Of course, that conclusion was drawn up with a generous amount of personal interpretation. There was far more room for them to convey their message a lot more cleanly.
Fuse is an interesting little feudal fantasy tale that comes together as a wonderful experience bursting with life. It has its obvious flaws, but it’s a great little lighthearted watch.
It has a very feel good vibe to it and is definitely worth your time.
I had a lot of fun watching this movie, it kinda reminded me of Princess Mononoke. :')
(Read the actual plot on MAL for more info)
Hamaji, a young girl hunter living alone, gets a letter from her brother living in edo, to come and help him with hunting, Hamaji goes to edo to help her brother out and ends up meeting Shino, a very beautiful guy with shiny silver hair, and she runs into him a few more times later on trough out the story. In this movie there are 'Fuse' part human, part dog creatures that eat the orbs from humans, when beheaded they die. (Okay, I suck at explaing things and I don't want to just copy and paste the plot from MAL because that would be stupid.) but anyways, the story dose sound a little cliche, sure. You probably think 'Oh, another InuYasha wannabe or something.' But it's actually pretty good and heartwarming. Makes you feel all fuzzy inside after it ends. Like you feel after you finish a good Ghibli movie. :)
They art was very good and eye pleasing with much detail to the background and scenery, Not really focusing on the people, they they where nicely done too. Another part that reminded me of Ghibli.
Also, they where not scared to use lots of Blood, another plus side imo. ;)
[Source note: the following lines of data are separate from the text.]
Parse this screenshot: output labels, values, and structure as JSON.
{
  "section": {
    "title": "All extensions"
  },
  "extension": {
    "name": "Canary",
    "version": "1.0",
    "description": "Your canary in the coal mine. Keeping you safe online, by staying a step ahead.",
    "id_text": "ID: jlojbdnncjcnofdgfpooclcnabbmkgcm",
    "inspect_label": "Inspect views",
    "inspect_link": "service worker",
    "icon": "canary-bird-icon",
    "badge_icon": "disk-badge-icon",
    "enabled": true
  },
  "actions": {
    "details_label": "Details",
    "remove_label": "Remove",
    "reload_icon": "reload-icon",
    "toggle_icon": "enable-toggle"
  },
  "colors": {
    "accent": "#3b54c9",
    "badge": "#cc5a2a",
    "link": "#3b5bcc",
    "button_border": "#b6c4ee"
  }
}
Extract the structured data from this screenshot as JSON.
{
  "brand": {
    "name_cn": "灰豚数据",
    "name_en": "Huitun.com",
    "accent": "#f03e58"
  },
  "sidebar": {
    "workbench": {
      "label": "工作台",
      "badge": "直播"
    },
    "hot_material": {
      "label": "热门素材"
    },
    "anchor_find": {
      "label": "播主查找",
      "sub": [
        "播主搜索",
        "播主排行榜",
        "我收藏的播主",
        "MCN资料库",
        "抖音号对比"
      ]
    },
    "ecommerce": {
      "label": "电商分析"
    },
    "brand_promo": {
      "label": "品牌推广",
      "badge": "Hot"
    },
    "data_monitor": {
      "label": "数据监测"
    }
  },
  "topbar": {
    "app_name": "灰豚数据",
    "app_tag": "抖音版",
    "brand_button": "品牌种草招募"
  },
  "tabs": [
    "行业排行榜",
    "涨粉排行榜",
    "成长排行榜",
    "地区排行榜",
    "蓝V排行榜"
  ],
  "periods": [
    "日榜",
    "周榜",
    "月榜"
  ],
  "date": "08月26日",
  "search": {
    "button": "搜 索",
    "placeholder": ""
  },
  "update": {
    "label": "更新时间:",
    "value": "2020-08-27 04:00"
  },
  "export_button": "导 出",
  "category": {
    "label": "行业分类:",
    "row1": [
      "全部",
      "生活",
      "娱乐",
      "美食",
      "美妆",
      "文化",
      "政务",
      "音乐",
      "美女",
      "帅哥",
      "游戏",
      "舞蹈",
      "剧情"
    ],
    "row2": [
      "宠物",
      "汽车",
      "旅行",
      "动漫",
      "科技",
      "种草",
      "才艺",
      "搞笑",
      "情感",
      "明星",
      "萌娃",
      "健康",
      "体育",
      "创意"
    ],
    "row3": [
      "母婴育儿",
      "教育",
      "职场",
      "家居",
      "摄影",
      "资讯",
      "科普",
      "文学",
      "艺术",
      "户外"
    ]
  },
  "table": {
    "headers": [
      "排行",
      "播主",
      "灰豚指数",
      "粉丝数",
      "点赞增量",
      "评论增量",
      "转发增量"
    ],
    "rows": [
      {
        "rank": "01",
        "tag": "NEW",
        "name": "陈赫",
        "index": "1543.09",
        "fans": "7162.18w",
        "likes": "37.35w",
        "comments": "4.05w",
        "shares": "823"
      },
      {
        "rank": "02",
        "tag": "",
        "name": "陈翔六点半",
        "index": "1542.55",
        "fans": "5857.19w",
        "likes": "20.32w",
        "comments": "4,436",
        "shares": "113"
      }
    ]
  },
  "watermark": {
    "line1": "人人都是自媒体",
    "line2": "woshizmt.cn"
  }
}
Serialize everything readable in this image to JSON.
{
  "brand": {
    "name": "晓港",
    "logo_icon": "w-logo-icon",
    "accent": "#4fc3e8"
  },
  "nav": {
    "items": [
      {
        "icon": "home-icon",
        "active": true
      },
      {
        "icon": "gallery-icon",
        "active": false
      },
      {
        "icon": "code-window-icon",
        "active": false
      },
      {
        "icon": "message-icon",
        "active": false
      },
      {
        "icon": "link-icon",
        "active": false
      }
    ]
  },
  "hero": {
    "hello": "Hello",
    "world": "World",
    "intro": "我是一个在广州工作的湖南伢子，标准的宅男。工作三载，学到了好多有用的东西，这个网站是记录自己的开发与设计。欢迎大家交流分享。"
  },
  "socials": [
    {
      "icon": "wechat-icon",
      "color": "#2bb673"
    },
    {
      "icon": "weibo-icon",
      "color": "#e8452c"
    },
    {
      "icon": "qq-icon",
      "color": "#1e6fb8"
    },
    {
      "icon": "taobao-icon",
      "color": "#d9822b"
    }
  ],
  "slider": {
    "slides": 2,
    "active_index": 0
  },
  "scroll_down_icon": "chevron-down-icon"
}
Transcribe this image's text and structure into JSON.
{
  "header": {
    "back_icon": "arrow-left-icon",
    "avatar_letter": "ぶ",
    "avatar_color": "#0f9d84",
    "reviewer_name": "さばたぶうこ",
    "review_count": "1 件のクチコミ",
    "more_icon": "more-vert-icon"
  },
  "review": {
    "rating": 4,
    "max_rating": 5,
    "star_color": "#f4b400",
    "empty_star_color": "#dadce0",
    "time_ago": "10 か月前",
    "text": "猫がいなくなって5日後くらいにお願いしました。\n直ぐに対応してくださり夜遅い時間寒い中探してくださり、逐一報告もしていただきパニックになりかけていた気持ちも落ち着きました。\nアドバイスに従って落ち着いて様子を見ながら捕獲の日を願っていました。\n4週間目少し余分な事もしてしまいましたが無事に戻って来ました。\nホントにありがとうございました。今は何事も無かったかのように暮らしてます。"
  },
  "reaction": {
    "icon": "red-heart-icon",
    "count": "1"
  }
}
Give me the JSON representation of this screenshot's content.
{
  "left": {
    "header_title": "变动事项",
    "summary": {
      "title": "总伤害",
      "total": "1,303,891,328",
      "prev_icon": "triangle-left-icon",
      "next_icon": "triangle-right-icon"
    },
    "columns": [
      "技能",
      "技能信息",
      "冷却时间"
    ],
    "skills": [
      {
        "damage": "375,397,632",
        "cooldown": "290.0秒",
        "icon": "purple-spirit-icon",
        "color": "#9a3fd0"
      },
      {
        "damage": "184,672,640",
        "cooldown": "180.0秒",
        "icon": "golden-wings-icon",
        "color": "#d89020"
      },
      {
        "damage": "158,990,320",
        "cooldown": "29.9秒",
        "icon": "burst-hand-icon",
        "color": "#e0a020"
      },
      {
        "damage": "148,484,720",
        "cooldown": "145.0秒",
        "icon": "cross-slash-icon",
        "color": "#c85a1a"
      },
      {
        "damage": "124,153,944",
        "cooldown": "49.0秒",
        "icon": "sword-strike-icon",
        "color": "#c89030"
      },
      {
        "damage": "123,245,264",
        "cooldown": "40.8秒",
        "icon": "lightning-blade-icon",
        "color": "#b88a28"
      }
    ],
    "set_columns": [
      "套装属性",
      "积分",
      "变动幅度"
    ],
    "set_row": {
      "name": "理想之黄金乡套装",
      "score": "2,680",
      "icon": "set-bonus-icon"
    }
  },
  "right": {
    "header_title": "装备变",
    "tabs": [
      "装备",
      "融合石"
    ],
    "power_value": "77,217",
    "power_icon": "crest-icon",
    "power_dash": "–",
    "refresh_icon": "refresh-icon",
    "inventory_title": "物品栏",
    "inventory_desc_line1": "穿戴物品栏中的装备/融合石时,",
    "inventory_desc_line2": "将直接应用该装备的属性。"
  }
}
The characters wheren't cliche, they where funny and I didn't feel like ripping my hair out watching any of them. I fell in love with Hamaji, she was such a strong, brave, beautiful and passionate girl.
Shino was hot, mysterious and interesting. He ate people orbs, and he wanted to eat Hamaji's too, but he tried very hard to fight his hunger, and not harm her.
It was funny, I laughed, cried a little and smiled like crazy while watching this movie. It was very exciting and I can't wait to own it on DVD. ^_^
It's def one of those 'feel good' movies and I recommend it to people who enjoy movies like that.
(Okay, now I can take my sleepy self to bed. //yawn) read more
Dramatic animes where the main female protagonists gradually fall in love with a masked white haired male, though not necessarily fully human. Both animes focus on a mythological aspect and the "forbidden love" of the female and male protagonists. Great art for both animes and great story plot of a bittersweet romance, though Hotarubi no Mori e pulls more on your heart strings, the similarity and uniqueness of these animes prove they are both a must watch.
They both have the same feeling in forbidden romance ~ Not to mention they kinda do have the same sense in story line (if i do say so myself !) They're both sooo cute !
Opening ThemeNo opening themes found, add themes.
Ending Theme"Choucho Musubi (蝶々結び)" by Chara
Which fansubbers do you like the best? Click + to approve of their subs for this show. Click - if you don't think they did such a great job.
Related ClubsMinako Kotobuki FC, Mizuki Nana, Maaya Sakamoto fanclub, Kamiya Hiroshi fanclub, - ~ Miyano Mamoru Fanclub ~ - , The OVA/ONA/Anime Movie club
Recently Watched By